Ben Doherty, Delhi
THE Sri Lankan newspaper editor told by a government official she would be killed – but who was denied protection in Australia – has fled Colombo for political asylum in another country.
Frederica Jansz was told by Sri Lankan Defence Secretary Gotabaya Rajapaksa, the brother of the country’s President, that if they were at a function together ”I will tell people this is the editor of the Sunday Leader and 90 per cent there will show that they hate you … they will kill you”. Mr Rajapaksa said he was harassed by the paper and the language he used was in common use.
Jansz was later fired as editor of the Sunday Leader when new pro-government owners bought out the paper. She has said that even after being terminated, she was followed home twice and received threatening phone calls.
The Sunday Leader has a history of confrontation with those in power in Sri Lanka, on both sides of politics. Supporters say it is a lone independent voice in Sri Lanka’s media, while critics argue it is biased and carries a personal enmity for President Mahinda Rajapaksa and his family.
The paper has had its presses firebombed twice and Jansz’s predecessor as editor, Lasantha Wickrematunge, was assassinated as he drove to work in 2009. His murder has never been solved.
In September, Jansz applied for a humanitarian visa to resettle in Australia, but was denied.
Two weeks ago, after she was warned her passport would soon be seized, she fled Sri Lanka with her two sons. She is living in a western country and is applying for political asylum.
On Tuesday, a Colombo court issued a warrant for Jansz’s arrest, over a historic defamation case, brought by the MP Thilanga Sumathipala.

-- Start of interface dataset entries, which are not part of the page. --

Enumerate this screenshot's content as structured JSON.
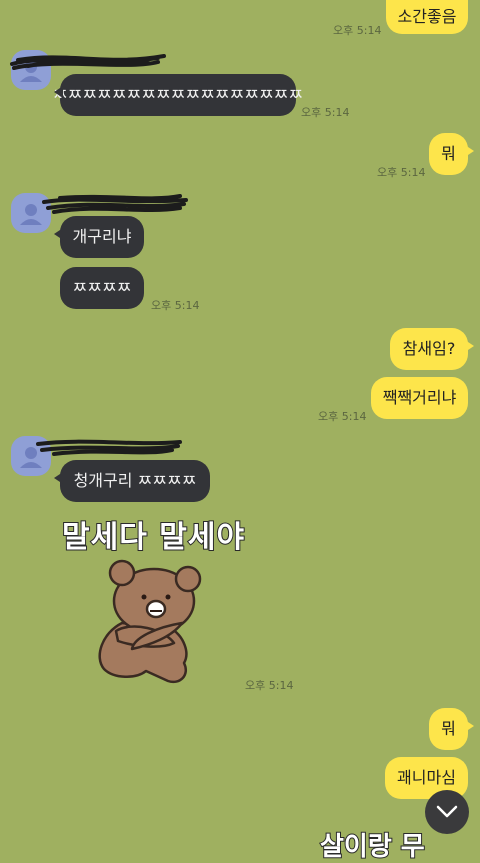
{
  "messages": {
    "m1": {
      "text": "소간좋음",
      "time": "오후 5:14"
    },
    "m2": {
      "text": "ㅉㅉㅉㅉㅉㅉㅉㅉㅉㅉㅉㅉㅉㅉㅉㅉㅉ",
      "time": "오후 5:14"
    },
    "m3": {
      "text": "뭐",
      "time": "오후 5:14"
    },
    "m4": {
      "text": "개구리냐"
    },
    "m5": {
      "text": "ㅉㅉㅉㅉ",
      "time": "오후 5:14"
    },
    "m6": {
      "text": "참새임?"
    },
    "m7": {
      "text": "짹짹거리냐",
      "time": "오후 5:14"
    },
    "m8": {
      "text": "청개구리 ㅉㅉㅉㅉ"
    },
    "sticker": {
      "caption": "말세다 말세야",
      "time": "오후 5:14",
      "icon": "bear-sticker"
    },
    "m9": {
      "text": "뭐"
    },
    "m10": {
      "text": "괘니마심"
    },
    "partial_sticker_text": "살이랑 무"
  },
  "colors": {
    "background": "#9fb060",
    "my_bubble": "#fde54b",
    "their_bubble": "#333438",
    "avatar": "#8f9fd6"
  },
  "icons": {
    "avatar": "default-profile-icon",
    "scroll": "chevron-down-icon"
  }
}
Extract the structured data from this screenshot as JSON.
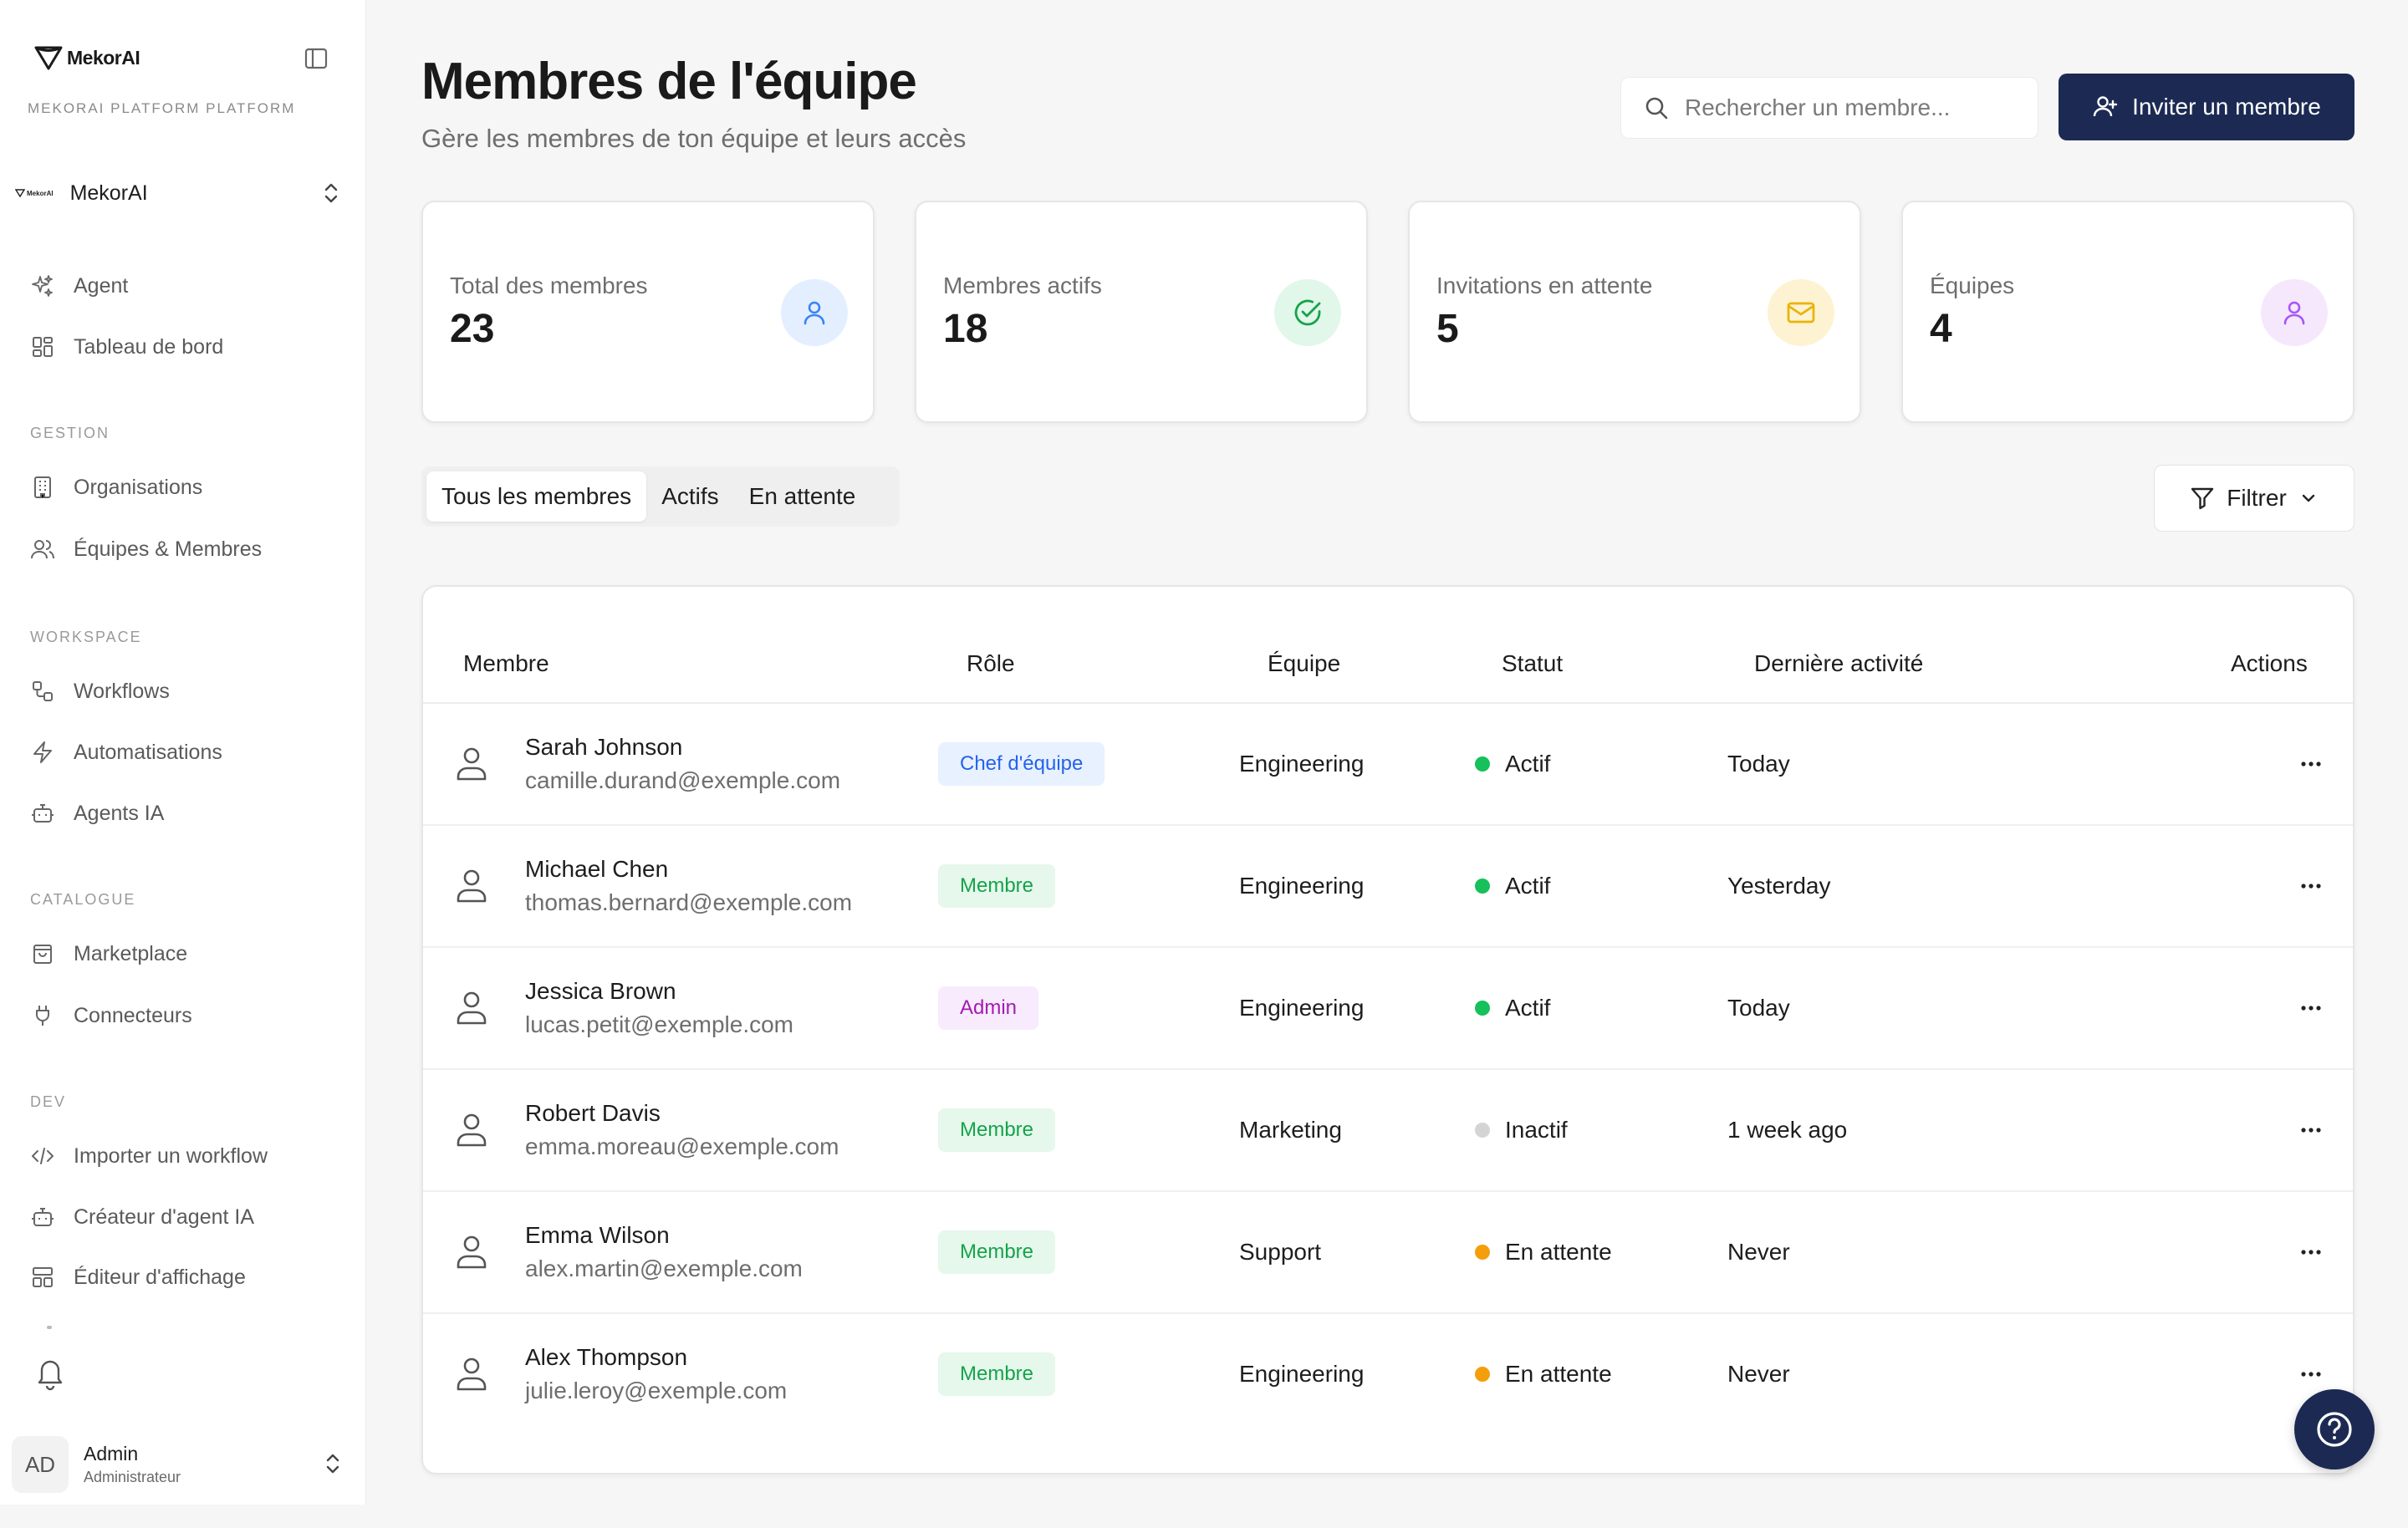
{
  "sidebar": {
    "brand_name": "MekorAI",
    "platform_label": "MEKORAI PLATFORM PLATFORM",
    "org": {
      "logo_text": "MekorAI",
      "name": "MekorAI"
    },
    "top_items": [
      {
        "label": "Agent",
        "icon": "sparkles-icon"
      },
      {
        "label": "Tableau de bord",
        "icon": "dashboard-icon"
      }
    ],
    "sections": [
      {
        "title": "GESTION",
        "items": [
          {
            "label": "Organisations",
            "icon": "building-icon"
          },
          {
            "label": "Équipes & Membres",
            "icon": "users-icon"
          }
        ]
      },
      {
        "title": "WORKSPACE",
        "items": [
          {
            "label": "Workflows",
            "icon": "workflow-icon"
          },
          {
            "label": "Automatisations",
            "icon": "zap-icon"
          },
          {
            "label": "Agents IA",
            "icon": "bot-icon"
          }
        ]
      },
      {
        "title": "CATALOGUE",
        "items": [
          {
            "label": "Marketplace",
            "icon": "shopping-bag-icon"
          },
          {
            "label": "Connecteurs",
            "icon": "plug-icon"
          }
        ]
      },
      {
        "title": "DEV",
        "items": [
          {
            "label": "Importer un workflow",
            "icon": "code-icon"
          },
          {
            "label": "Créateur d'agent IA",
            "icon": "bot-icon"
          },
          {
            "label": "Éditeur d'affichage",
            "icon": "layout-icon"
          }
        ]
      }
    ],
    "user": {
      "initials": "AD",
      "name": "Admin",
      "role": "Administrateur"
    }
  },
  "header": {
    "title": "Membres de l'équipe",
    "subtitle": "Gère les membres de ton équipe et leurs accès",
    "search_placeholder": "Rechercher un membre...",
    "invite_label": "Inviter un membre"
  },
  "stats": [
    {
      "label": "Total des membres",
      "value": "23",
      "icon": "user-icon",
      "color": "#3b82f6",
      "bg": "#e3efff"
    },
    {
      "label": "Membres actifs",
      "value": "18",
      "icon": "check-circle-icon",
      "color": "#16a34a",
      "bg": "#e1f7ea"
    },
    {
      "label": "Invitations en attente",
      "value": "5",
      "icon": "mail-icon",
      "color": "#eab308",
      "bg": "#fdf3d2"
    },
    {
      "label": "Équipes",
      "value": "4",
      "icon": "user-icon",
      "color": "#a855f7",
      "bg": "#f5e8fd"
    }
  ],
  "tabs": [
    "Tous les membres",
    "Actifs",
    "En attente"
  ],
  "filter_label": "Filtrer",
  "table": {
    "columns": [
      "Membre",
      "Rôle",
      "Équipe",
      "Statut",
      "Dernière activité",
      "Actions"
    ],
    "rows": [
      {
        "name": "Sarah Johnson",
        "email": "camille.durand@exemple.com",
        "role": "Chef d'équipe",
        "role_kind": "lead",
        "team": "Engineering",
        "status": "Actif",
        "status_kind": "active",
        "activity": "Today"
      },
      {
        "name": "Michael Chen",
        "email": "thomas.bernard@exemple.com",
        "role": "Membre",
        "role_kind": "member",
        "team": "Engineering",
        "status": "Actif",
        "status_kind": "active",
        "activity": "Yesterday"
      },
      {
        "name": "Jessica Brown",
        "email": "lucas.petit@exemple.com",
        "role": "Admin",
        "role_kind": "admin",
        "team": "Engineering",
        "status": "Actif",
        "status_kind": "active",
        "activity": "Today"
      },
      {
        "name": "Robert Davis",
        "email": "emma.moreau@exemple.com",
        "role": "Membre",
        "role_kind": "member",
        "team": "Marketing",
        "status": "Inactif",
        "status_kind": "inactive",
        "activity": "1 week ago"
      },
      {
        "name": "Emma Wilson",
        "email": "alex.martin@exemple.com",
        "role": "Membre",
        "role_kind": "member",
        "team": "Support",
        "status": "En attente",
        "status_kind": "pending",
        "activity": "Never"
      },
      {
        "name": "Alex Thompson",
        "email": "julie.leroy@exemple.com",
        "role": "Membre",
        "role_kind": "member",
        "team": "Engineering",
        "status": "En attente",
        "status_kind": "pending",
        "activity": "Never"
      }
    ]
  },
  "colors": {
    "primary": "#1c2a53",
    "status_active": "#16c05a",
    "status_inactive": "#d4d4d4",
    "status_pending": "#f59e0b",
    "badge_lead_bg": "#e8f1ff",
    "badge_lead_fg": "#2563eb",
    "badge_member_bg": "#e6f7ec",
    "badge_member_fg": "#15a34a",
    "badge_admin_bg": "#f7ebfd",
    "badge_admin_fg": "#a21caf"
  }
}
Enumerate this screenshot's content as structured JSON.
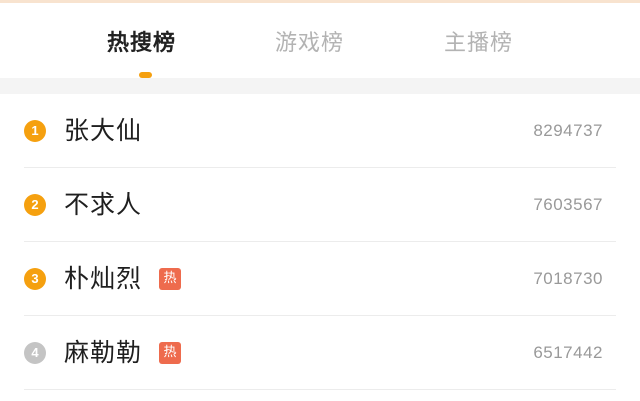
{
  "tabs": [
    {
      "label": "热搜榜",
      "active": true
    },
    {
      "label": "游戏榜",
      "active": false
    },
    {
      "label": "主播榜",
      "active": false
    }
  ],
  "colors": {
    "accent": "#f5a00f",
    "rank_top3": "#f5a00f",
    "rank_other": "#c4c4c4",
    "hot_badge": "#ee6b4d"
  },
  "list": [
    {
      "rank": "1",
      "name": "张大仙",
      "hot": false,
      "count": "8294737"
    },
    {
      "rank": "2",
      "name": "不求人",
      "hot": false,
      "count": "7603567"
    },
    {
      "rank": "3",
      "name": "朴灿烈",
      "hot": true,
      "hot_label": "热",
      "count": "7018730"
    },
    {
      "rank": "4",
      "name": "麻勒勒",
      "hot": true,
      "hot_label": "热",
      "count": "6517442"
    }
  ]
}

Mr Sumathipala was sentenced to two years’ jail for passport fraud, two judges were sacked and an underworld figure killed in a courtroom, following a series of articles written by Jansz.
From her new country, Jansz told Fairfax she felt safe, but was devastated to leave her homeland. ”It broke my heart, it shattered me. My sons and I were so happy there … But I was left with no option. I knew they were going to throw me in jail, or I would be attacked. I couldn’t keep fighting. I felt it was important I stayed out of jail, and stayed alive, for my kids.”
She says she will never return to Sri Lanka. ”There’s no going back for me, absolutely not. I feel lucky that I got out of this alive.”
Sri Lanka has one of the poorest press freedom records in the world. Violence against journalists is common, and media offices are often raided by police and shut down.
”If you dare to defy the government, you will pay a price,” Jansz said. ”My predecessor, Lasantha, he paid the ultimate price.”
Australian relations with Sri Lanka are a sensitive juncture, as both countries try to stem the flow of asylum seekers leaving Sri Lanka by boat bound for Australia. More than 5500 Sri Lankans have reached Australian shores this year, the highest number on record.
As part of the United Nations universal periodic review process – in which all UN countries have their human rights records assessed by fellow members – Australia told Sri Lanka it should ”reduce and eliminate all cases of abuse, torture or mistreatment by police and security forces”. Sri Lanka rejected the recommendations.